## How to complete this task
The word "height" may appear in some lines of the data; copy every such line.

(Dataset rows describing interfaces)

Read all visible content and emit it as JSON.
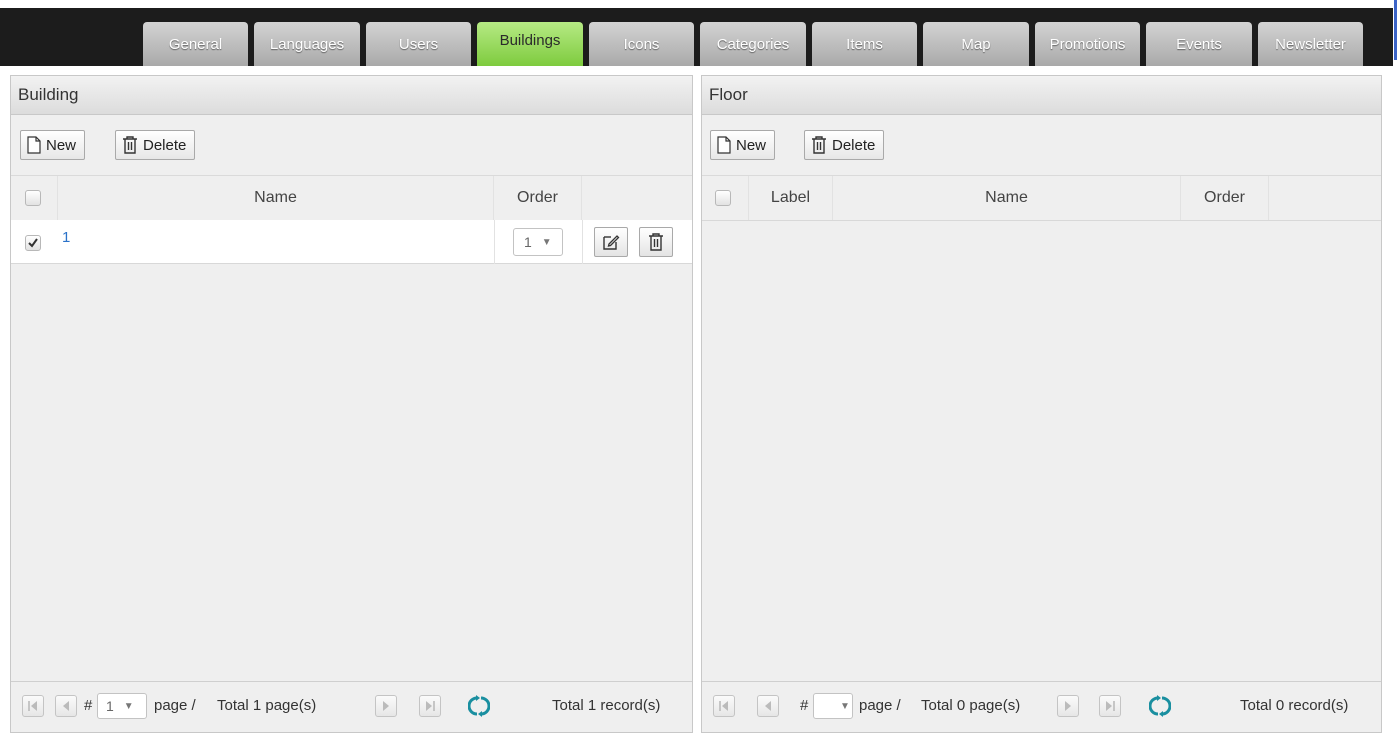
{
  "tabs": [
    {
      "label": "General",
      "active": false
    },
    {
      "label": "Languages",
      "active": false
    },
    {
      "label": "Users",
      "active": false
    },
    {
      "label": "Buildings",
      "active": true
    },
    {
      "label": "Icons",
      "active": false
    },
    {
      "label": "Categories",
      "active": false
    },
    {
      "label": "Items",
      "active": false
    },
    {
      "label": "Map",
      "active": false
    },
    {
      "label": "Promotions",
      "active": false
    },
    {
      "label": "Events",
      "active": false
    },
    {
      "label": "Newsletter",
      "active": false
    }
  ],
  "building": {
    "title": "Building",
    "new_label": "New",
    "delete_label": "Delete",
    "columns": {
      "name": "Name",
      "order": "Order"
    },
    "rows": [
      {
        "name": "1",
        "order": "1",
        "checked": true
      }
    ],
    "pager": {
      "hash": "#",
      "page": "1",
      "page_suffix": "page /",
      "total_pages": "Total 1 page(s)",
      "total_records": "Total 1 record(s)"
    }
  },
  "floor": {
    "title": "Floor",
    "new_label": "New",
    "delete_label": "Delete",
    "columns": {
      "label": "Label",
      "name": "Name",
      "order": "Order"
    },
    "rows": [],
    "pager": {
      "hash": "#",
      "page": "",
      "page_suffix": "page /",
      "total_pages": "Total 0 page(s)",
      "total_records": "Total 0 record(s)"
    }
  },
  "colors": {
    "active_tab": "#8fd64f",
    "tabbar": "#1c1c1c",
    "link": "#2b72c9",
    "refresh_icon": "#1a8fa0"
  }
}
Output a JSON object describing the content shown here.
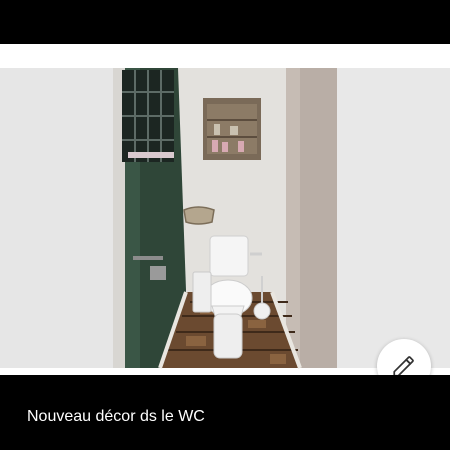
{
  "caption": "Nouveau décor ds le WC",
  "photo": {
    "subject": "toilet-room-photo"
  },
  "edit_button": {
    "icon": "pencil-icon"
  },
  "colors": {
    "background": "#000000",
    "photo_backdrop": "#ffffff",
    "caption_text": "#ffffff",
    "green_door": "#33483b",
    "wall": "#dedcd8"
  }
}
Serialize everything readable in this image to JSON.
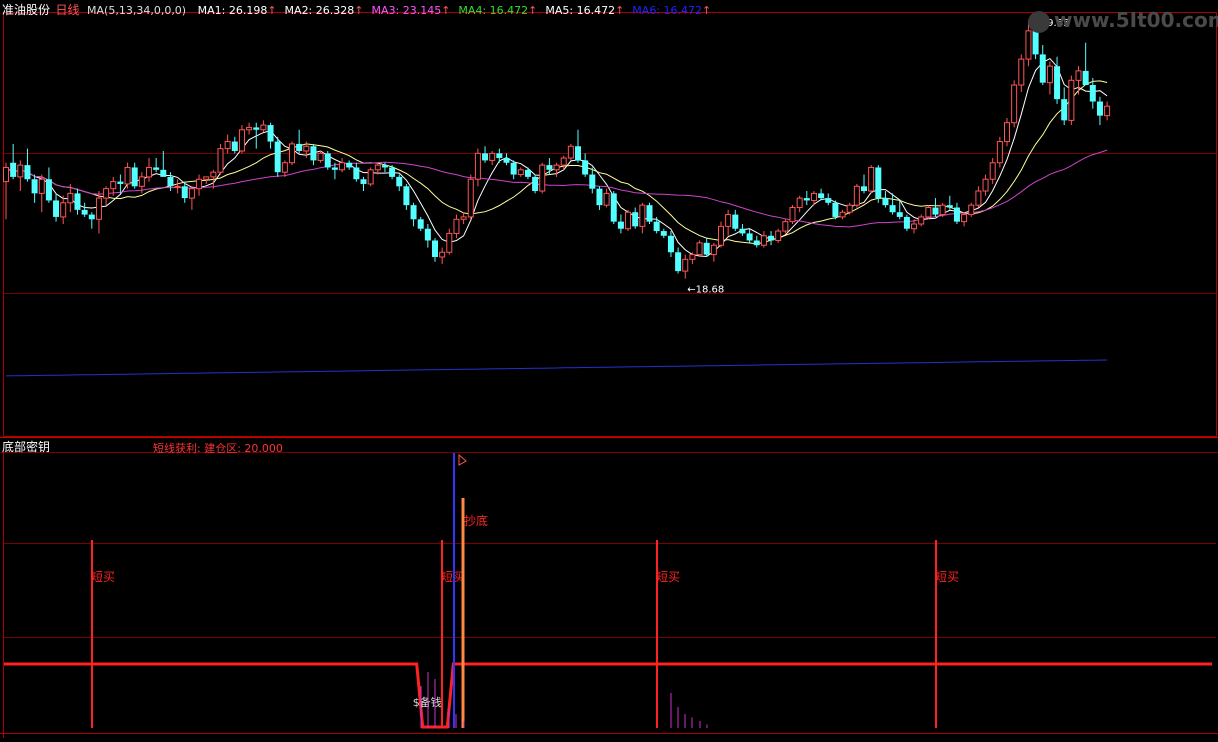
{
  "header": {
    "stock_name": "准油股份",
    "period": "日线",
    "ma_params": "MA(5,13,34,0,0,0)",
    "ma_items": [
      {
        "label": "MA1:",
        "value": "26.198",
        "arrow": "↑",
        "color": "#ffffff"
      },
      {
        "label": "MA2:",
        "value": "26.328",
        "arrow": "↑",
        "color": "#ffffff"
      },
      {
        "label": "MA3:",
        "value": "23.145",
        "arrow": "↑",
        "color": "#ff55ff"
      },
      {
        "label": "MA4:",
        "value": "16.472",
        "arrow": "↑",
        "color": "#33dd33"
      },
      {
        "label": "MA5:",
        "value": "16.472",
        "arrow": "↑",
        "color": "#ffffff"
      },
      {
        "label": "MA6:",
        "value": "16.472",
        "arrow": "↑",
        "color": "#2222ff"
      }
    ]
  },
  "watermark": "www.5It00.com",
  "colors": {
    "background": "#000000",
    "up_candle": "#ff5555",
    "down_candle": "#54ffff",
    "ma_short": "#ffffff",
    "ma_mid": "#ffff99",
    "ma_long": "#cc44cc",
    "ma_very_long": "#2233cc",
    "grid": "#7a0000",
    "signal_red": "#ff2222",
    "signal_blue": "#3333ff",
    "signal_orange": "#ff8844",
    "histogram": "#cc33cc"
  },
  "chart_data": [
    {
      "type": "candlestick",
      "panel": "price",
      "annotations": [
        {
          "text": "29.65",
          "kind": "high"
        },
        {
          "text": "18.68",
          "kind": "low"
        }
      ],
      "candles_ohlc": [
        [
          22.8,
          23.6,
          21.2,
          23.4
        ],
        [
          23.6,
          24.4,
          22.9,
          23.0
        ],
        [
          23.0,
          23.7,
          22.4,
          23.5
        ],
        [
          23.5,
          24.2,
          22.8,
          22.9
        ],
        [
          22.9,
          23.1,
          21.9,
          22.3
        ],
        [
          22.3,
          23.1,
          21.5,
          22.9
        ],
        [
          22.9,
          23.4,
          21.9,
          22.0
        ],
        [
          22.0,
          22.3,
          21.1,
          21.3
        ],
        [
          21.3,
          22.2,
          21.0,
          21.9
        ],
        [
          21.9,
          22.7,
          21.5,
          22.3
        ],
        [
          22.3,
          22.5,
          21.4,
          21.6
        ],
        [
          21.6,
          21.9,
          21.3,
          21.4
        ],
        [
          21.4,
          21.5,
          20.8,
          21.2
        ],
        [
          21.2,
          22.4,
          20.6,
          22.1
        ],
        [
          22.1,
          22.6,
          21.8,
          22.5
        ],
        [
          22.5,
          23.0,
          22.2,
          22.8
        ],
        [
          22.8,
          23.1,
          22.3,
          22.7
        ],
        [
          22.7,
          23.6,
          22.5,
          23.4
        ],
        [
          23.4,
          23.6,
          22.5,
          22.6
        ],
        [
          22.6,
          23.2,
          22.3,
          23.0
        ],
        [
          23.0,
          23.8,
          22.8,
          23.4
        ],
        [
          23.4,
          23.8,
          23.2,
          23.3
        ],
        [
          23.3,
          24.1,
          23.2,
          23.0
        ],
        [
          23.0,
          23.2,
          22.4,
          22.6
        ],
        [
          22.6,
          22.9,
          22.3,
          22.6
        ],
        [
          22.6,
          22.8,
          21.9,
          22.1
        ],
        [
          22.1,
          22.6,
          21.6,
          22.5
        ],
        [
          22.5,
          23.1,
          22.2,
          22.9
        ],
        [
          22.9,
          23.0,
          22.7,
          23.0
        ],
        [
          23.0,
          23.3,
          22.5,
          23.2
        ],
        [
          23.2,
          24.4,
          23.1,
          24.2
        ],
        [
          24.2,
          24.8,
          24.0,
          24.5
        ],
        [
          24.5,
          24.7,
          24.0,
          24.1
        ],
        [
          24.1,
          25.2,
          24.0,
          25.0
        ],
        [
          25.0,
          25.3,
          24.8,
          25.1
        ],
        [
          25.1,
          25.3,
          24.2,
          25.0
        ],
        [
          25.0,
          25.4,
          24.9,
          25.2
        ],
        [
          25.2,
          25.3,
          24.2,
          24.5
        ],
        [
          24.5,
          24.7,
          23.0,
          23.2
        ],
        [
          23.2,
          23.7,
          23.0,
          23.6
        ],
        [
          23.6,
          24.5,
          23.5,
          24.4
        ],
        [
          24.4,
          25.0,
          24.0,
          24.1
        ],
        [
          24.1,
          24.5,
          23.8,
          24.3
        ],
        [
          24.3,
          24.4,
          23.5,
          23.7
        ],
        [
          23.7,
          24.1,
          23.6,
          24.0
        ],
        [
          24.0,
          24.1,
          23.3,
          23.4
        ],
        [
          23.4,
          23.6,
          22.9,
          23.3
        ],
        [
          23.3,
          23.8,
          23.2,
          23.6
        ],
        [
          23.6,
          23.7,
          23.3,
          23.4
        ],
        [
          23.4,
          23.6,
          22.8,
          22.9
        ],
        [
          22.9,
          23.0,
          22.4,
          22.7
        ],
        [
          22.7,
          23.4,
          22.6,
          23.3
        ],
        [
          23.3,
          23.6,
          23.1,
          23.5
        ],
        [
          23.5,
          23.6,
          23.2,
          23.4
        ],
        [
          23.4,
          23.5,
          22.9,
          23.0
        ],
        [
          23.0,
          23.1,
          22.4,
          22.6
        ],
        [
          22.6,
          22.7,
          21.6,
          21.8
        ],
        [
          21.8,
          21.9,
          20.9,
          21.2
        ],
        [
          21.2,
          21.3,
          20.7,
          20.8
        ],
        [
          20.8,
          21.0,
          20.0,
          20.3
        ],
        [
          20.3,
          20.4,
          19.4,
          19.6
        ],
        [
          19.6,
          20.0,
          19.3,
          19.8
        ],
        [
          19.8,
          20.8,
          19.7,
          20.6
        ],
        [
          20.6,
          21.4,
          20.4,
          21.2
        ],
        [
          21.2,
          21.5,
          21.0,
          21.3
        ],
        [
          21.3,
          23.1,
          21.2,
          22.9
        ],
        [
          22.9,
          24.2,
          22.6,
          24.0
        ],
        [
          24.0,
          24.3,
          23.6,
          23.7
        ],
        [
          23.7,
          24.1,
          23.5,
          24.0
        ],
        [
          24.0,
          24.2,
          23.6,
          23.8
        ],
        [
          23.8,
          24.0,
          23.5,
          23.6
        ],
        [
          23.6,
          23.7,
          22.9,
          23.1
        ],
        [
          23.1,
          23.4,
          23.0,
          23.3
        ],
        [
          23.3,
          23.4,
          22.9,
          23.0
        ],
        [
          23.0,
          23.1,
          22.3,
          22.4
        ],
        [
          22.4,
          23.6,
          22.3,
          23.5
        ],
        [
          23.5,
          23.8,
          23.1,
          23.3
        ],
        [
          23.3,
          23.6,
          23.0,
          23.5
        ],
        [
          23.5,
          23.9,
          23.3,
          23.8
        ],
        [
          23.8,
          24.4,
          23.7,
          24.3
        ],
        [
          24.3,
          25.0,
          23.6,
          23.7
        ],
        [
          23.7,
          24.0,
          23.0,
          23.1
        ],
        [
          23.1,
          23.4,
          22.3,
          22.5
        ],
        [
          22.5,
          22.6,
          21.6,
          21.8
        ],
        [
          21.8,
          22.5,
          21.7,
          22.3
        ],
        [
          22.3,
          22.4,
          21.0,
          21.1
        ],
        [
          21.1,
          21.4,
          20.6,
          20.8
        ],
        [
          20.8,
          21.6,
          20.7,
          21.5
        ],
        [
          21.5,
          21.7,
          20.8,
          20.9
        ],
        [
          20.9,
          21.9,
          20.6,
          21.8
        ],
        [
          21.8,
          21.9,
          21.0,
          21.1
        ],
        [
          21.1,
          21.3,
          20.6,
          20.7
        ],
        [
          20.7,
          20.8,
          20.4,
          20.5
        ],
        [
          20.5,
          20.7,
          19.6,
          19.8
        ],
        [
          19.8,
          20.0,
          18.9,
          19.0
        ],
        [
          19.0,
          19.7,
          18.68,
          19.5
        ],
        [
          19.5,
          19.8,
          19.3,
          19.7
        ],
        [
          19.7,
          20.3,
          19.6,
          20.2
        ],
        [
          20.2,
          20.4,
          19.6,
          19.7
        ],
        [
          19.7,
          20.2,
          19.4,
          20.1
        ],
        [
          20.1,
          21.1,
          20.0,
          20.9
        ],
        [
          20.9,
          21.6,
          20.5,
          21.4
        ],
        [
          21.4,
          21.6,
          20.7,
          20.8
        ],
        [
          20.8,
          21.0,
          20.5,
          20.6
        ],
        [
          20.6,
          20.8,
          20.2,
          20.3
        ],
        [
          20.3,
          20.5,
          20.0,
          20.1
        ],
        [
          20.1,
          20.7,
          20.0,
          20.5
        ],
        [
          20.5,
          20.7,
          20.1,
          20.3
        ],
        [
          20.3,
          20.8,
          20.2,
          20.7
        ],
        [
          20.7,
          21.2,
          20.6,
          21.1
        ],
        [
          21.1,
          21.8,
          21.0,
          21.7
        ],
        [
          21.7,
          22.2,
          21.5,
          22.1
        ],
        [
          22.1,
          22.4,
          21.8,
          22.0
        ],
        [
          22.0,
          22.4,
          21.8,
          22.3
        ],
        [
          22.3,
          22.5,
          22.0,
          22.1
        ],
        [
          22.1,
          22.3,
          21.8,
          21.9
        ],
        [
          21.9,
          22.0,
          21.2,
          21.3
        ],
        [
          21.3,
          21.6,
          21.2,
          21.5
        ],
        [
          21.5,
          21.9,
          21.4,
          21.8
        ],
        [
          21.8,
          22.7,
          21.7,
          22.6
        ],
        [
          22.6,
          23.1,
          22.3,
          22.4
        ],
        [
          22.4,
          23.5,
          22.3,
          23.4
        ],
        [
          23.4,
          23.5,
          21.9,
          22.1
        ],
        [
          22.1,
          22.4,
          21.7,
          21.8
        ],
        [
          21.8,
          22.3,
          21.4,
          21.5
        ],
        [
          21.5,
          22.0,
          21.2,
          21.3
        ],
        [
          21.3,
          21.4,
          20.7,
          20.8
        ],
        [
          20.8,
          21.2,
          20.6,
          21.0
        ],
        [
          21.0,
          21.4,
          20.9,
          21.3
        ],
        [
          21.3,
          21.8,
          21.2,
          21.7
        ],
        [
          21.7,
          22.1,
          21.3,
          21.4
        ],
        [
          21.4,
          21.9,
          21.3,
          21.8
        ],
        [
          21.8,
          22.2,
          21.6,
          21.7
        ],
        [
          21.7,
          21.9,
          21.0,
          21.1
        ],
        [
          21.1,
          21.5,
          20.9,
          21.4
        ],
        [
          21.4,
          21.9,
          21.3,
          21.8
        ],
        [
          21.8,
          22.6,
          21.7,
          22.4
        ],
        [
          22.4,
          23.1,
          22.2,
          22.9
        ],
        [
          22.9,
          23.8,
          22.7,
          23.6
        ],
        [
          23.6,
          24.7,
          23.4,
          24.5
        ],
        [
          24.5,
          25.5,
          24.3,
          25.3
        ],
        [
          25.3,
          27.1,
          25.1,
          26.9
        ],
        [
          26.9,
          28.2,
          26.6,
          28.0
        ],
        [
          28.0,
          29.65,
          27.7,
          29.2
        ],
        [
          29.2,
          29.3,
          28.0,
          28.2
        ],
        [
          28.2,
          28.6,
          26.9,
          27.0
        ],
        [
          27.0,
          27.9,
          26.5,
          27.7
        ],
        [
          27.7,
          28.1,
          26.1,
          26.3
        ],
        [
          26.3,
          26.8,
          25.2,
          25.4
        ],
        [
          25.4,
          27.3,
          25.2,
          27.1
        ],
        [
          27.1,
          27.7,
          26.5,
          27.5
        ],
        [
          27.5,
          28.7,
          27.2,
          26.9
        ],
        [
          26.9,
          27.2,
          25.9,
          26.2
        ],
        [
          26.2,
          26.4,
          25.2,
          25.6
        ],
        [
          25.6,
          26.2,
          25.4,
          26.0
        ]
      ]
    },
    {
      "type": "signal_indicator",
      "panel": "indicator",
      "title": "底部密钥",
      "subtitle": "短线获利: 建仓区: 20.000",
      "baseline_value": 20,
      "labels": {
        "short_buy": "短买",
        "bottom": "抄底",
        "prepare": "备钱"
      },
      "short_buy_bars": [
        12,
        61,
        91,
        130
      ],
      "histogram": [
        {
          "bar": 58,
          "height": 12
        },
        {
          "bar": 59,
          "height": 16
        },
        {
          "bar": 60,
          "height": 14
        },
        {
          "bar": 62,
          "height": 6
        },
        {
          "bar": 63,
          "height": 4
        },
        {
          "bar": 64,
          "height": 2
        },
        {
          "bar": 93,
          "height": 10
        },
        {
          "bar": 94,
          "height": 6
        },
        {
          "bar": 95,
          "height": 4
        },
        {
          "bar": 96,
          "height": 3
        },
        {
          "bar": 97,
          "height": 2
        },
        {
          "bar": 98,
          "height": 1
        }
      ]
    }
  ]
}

## Answer for this exercise
          "height": 12
          "height": 16
          "height": 14
          "height": 6
          "height": 4
          "height": 2
          "height": 10
          "height": 6
          "height": 4
          "height": 3
          "height": 2
          "height": 1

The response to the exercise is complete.